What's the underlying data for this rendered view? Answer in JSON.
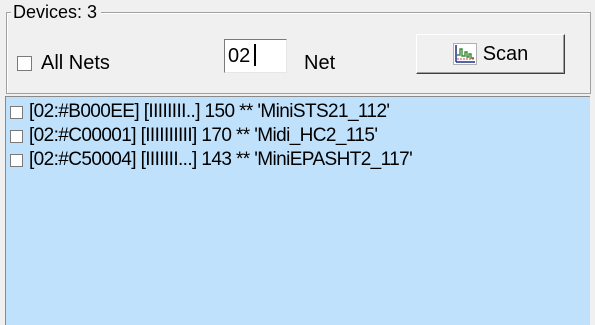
{
  "devices_group": {
    "title": "Devices: 3"
  },
  "controls": {
    "all_nets": {
      "label": "All Nets",
      "checked": false
    },
    "net_input": {
      "value": "02"
    },
    "net_label": "Net",
    "scan_button": {
      "label": "Scan",
      "icon": "chart-icon"
    }
  },
  "device_list": {
    "background": "#bfe1fb",
    "items": [
      {
        "checked": false,
        "text": "[02:#B000EE] [IIIIIIII..] 150 ** 'MiniSTS21_112'"
      },
      {
        "checked": false,
        "text": "[02:#C00001] [IIIIIIIIII] 170 ** 'Midi_HC2_115'"
      },
      {
        "checked": false,
        "text": "[02:#C50004] [IIIIIII...] 143 ** 'MiniEPASHT2_117'"
      }
    ]
  }
}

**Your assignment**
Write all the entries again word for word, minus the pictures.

**Exercise answer**
What's the underlying data for this rendered view? Answer in JSON.
{
  "devices_group": {
    "title": "Devices: 3"
  },
  "controls": {
    "all_nets": {
      "label": "All Nets",
      "checked": false
    },
    "net_input": {
      "value": "02"
    },
    "net_label": "Net",
    "scan_button": {
      "label": "Scan",
      "icon": "chart-icon"
    }
  },
  "device_list": {
    "background": "#bfe1fb",
    "items": [
      {
        "checked": false,
        "text": "[02:#B000EE] [IIIIIIII..] 150 ** 'MiniSTS21_112'"
      },
      {
        "checked": false,
        "text": "[02:#C00001] [IIIIIIIIII] 170 ** 'Midi_HC2_115'"
      },
      {
        "checked": false,
        "text": "[02:#C50004] [IIIIIII...] 143 ** 'MiniEPASHT2_117'"
      }
    ]
  }
}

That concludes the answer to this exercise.